Things You'll Need
Clay loam soil
Guava is a tropical plant that thrives in dry climates, but plenty of moisture is beneficial to the tree as well and too much drought can diminish fruit size and quality.
The fruit tree is versatile in its soil tolerance, as it thrives in clay, sand, gravel, limestone and many other soils and tolerates both acidic and alkaline soils.
Low temperatures of 60 F or less can slow the tree's growth, while temperatures of 27 to 28 F can kill developing seedlings.
Guava trees are ideal for the home landscape as they offer continuous fruit production and are tolerant of a range of soil conditions. This tropical fruit is recognized by its yellow or green rind and sweet, juicy, pink-colored flesh, which is used to make jellies and other sweets. Guava trees are often propagated from cuttings or grafting. Seed propagation results in unique trees that are not true to their parent, so it may not be used for commercial cultivation. Guava trees reach no more than 20 to 30 feet in height, and you can prune them to control their size.
Remove guava seeds from fruit and clean thoroughly in water. Seeds may germinate best if planted soon after removal.
Place seeds in a bowl of water and let soak for two weeks prior to plant. Alternatively, as a quick method of starting seeds, boil them for five minutes in a pot of water. These steps will boost germination speed.
Prepare a germinating medium consisting of sand or equal parts sand and topsoil and place in pots or directly in a soil bed. Plant seeds 1 to 1 1/2 inches apart and 1/4-inch deep. Provide plenty of water to keep soil moist.
Transplant seedlings into larger pots when they develop their first set of true leaves. Carefully remove them, along with their root system, and place in individual pots containing clay loam soil and compost.
Prepare a final growing location for the guava trees that contains rich, well-drained and deep soil and is located in full sun exposure. Place trees at least 33 feet apart for full production, but you can plant them as close as 16 feet, although they will produce less fruit. The trees thrive in a temperature range of 73 to 82 F.
Harvest fruit when it sets, about two to four years after planting seeds, although it sometimes takes as long as eight years. Providing plenty of moisture during the fruiting season will ensure high-quality fruit.

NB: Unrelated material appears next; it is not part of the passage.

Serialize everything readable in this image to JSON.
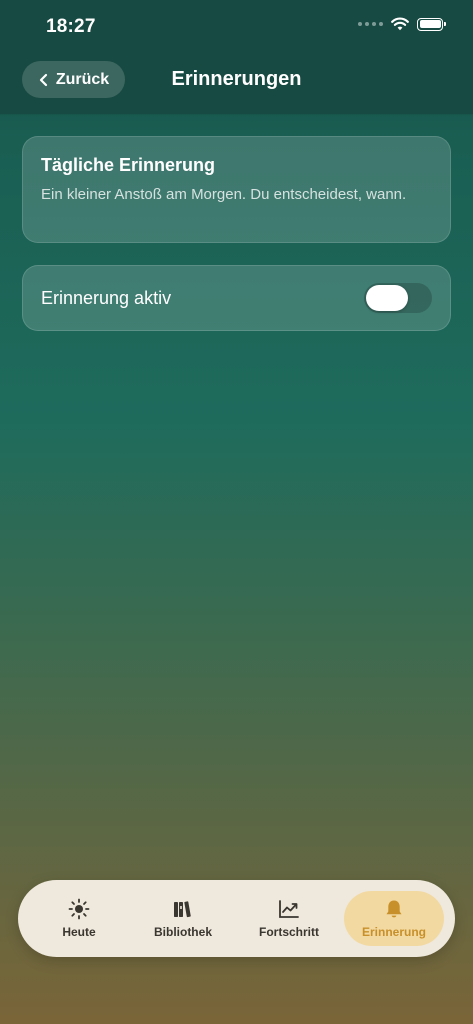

Carly Fiske has been writing professionally since 2009. She writes for websites including greenanswers.com, openoffer.com and thirdage.com. Fiske holds a Bachelor of Arts in cultural anthropology from the University of Redlands.